Design: Blinded cohort study.
Setting: Animal laboratory.
Animals: Ten dogs with a homologue to Duchenne muscular dystrophy (Golden retriever muscular dystrophy [GRMD]) and 10 normal littermates.
Interventions: Contractions induced in tibiotarsal flexors and extensors by sciatic nerve stimulation. Because more powerful extensors overrode flexors, eccentric contractions occurred in flexors. Concentric contractions were induced in contralateral flexors by peroneal nerve stimulation.
Main outcome measure: Tibiotarsal flexion force 3 days after contractions. Muscle was examined for injury (esterase activity, Evans blue dye penetration) and regeneration (embryonic myosin isoform expression).
Results: Mean force deficit after eccentric flexor contractions was 43.3%+/-25.7% in GRMD dogs compared with 25.0%+/-18.4% in controls (P=.04, Wilcoxon rank-sum test). Concentric contractions induced force deficits in GRMD but not normal dogs; however, the difference between the 2 groups was not significant (P=.08, Wilcoxon rank-sum test). After concentric contractions in controls, force decrements correlated with esterase activity measured by area (r=.794, P=.006) and intensity (r=.697, P=.025, Spearman rank correlation). No other significant correlation was detected between force and biopsy data.
Conclusions: Force data support the hypothesis that eccentric contractions induce greater injury in dystrophic compared with normal canine muscle. Phenotypic features of the dystrophic canine model used here are similar to those of humans with Duchenne's.

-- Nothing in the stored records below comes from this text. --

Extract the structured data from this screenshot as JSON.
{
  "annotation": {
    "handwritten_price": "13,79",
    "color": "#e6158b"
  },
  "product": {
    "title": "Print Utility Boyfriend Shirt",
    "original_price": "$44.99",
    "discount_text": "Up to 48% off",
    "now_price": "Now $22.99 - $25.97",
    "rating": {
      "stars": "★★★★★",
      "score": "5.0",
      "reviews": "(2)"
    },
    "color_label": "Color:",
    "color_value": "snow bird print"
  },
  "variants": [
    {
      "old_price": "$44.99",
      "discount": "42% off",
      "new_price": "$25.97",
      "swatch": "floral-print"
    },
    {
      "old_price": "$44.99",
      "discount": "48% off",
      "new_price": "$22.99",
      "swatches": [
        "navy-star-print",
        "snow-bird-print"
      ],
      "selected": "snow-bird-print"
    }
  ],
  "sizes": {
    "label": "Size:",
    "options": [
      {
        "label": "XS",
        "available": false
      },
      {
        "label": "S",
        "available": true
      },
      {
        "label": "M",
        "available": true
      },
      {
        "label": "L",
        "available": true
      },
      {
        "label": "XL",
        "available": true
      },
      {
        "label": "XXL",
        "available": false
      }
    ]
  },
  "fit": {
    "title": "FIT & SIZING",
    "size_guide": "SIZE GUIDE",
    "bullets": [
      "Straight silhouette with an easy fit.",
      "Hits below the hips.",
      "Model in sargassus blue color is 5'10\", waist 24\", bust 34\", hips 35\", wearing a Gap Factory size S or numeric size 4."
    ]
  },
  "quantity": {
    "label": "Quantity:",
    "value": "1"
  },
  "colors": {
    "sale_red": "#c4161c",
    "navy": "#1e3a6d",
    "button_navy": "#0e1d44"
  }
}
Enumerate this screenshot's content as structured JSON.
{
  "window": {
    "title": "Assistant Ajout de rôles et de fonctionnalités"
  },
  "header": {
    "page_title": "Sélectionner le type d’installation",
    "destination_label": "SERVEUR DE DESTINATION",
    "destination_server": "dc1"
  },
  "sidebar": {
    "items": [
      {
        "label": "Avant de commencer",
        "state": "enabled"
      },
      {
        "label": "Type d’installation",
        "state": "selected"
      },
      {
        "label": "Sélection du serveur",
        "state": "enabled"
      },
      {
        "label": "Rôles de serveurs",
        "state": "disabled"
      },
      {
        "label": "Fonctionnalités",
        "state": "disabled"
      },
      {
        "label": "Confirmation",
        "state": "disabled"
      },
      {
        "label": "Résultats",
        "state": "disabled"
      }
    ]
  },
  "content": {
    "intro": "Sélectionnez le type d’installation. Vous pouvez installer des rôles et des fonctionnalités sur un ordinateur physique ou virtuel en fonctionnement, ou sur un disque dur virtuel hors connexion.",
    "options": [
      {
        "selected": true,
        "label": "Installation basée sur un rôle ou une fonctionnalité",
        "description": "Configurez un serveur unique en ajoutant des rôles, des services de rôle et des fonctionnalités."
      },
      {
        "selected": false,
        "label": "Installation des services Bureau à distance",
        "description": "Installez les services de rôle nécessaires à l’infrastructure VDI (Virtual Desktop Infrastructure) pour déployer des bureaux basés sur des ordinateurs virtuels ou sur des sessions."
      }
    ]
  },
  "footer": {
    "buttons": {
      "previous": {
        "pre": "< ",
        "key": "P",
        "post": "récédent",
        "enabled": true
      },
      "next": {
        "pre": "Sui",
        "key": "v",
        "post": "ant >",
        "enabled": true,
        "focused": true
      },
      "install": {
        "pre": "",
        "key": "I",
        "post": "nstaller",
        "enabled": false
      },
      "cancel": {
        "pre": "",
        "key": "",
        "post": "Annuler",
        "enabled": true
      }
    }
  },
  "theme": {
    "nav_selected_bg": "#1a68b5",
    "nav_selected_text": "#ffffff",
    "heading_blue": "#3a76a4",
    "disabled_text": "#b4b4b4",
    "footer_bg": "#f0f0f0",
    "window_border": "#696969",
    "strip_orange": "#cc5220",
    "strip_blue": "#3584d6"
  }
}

Copyright 2002 by the American Congress of Rehabilitation Medicine and the American Academy of Physical Medicine and Rehabilitation